on an Atmel Mega644 in GCC
ECE 4760 Cornell University
There are several ways of making a computer talk. The simplest is to record whatever you want to say and play it back at about 8000 samples/sec. The problem with this approach is that it takes a lot of memory and is not very flexible. You could use a dedicated voice recording chip like the ISD chipcorder to record/playback segements of speech. You could also use a speakjet or winbond chip which syntheizes arbitrary speech from fragments of English (called allophones).
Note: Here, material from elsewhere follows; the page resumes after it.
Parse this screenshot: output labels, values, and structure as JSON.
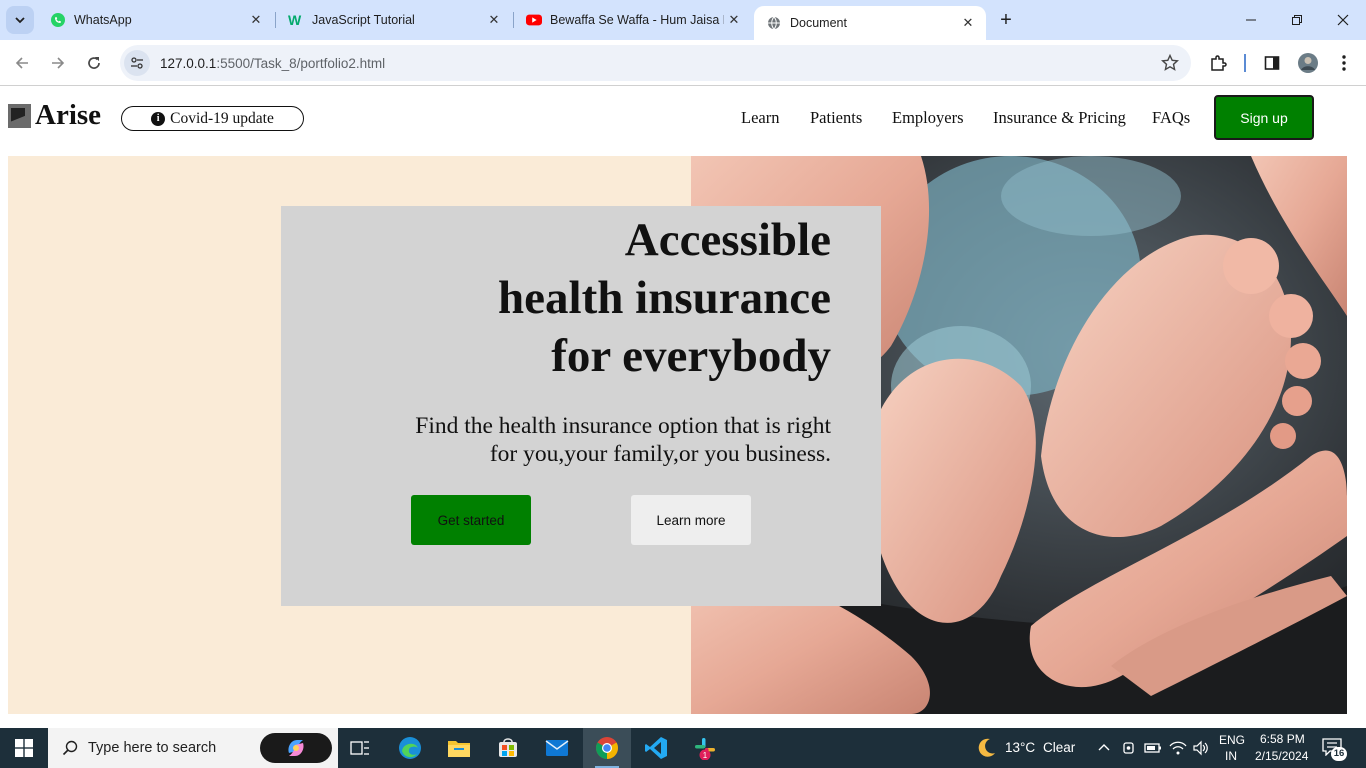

It would be cheaper (in hardware cost) to have the MCU directly make speech. One way is the PICtalker approach which is an allophone synthesis software system (based on the obsolete SPO256-AL2 chip). I have ripped the binary allphone file to a matlab program (see below). The main problem with this code is that it requires a 64kbyte table, which would fill all of flash on the Mega644, but could be put into serial dataflash (separate chip). Another problem with this scheme is that the speech designer/programmer has to be very good at stringing together sounds in order to make understandable speech.
Another way is to compress speech so that the MCU can directly do the decompression on the fly. I used differential, pulse-code modulation (DPCM). The motivation for sending samples of the first derivitive of the speech signal, rather than the signal itself, is that the derivitive changes relatively little between samples so fewer bits are required. I implemented a DPCM scheme with 4:1 compression which sends 2-bit derivitive samples. It sounds acceptable, but a little scratchy. I also implemented 8:1 compression (1-bit derivitives). The quality is lower, but still understandable most of the time.
DPCM (2-bit samples)
A version of the DPCM algorithm can be implemented using very little
processing time. A 2-bit/sample compressor/decompressor was written in
Matlab to encode and to make a packed C header file, and
then to do a test-decode. Note that the quantization break-points and reconstruction
values are made up by me. You can change them, but you must be consistent
in the encoder and decoder. An optimization (program
+ function) based on the histogram of first derivitives
suggests that quantization breakpoints of
[-0.05, 0, 0.05] and
reconstruction values of
[-0.16, -0.026, 0.026, 0.16] are about
right for demo wav file given below. A decoder written
in GCC for the Mega644 uses the packed code format to generate speech.
Each second of speech takes 2 kByte of flash.
To use this system:
DPCMAllDigits.h has a
GCC flash array for the digits zero to nine. If you include this in a test
program, you have available all the spoken digits. The sample index boundaries
for the digits in the array are given below. Using this table you can speak
individual digits by decompressing only part of the flash array.
|Digit Boundary||Time in sec||Sample #|| Sample index in
|0 - 1||0.85||6800||1700|
|1 - 2||1.45||11600||2900|
|2 - 3||2.0||16000||4000|
|3 - 4||2.75||22000||5500|
|4 - 5||3.32||26560||6640|
|5 - 6||4.0||32000||8000|
|6 - 7||4.75||38000||9500|
|7 - 8||5.5||44000||11000|
|8 - 9||6.05||48400||12100|
DPCMAllDigits.h is based
on the TextToSpeech
demo page using the simulated voice "Claire". Commas were placed
between the digit names for synthesis. The original synthesis
result (wav at 16 Ksamples/sec) and reduced
rate result (wav at 8 Ksamples/sec) used as input to the compressor are
included for reference.
DPCM (1-bit samples)
A version of the encoder was written that simply sends one bit/sample depending on the sign of the first derivitive. The reconstructed speech has noticably higher noise than the 2-bit version, but is still understandable. The 8Ksample/sec speech waveform (from the TextToSpeech demo page using the simulated voice "Mike") is compressed with a matlab program to produce a C header file, which is included in a mega644 test program. About 60 seconds of speech should fit into flash on a mega644. Attach PORTB.3 to a low pass filter, and then to an audio amplifier. The low pass should cutoff at about 18,000 radians/sec (3000 Hz). Sometimes you can skip the lowpass and use the input characteristics of the audio amp to lowpass.
The code to read and segement out the allophones:
Using this synthesis style, the challange is to map the predefined 59 allophone sound library into the best approximation of words.
Old Mega32 info is here.
Copyright Cornell University 22-Feb-2010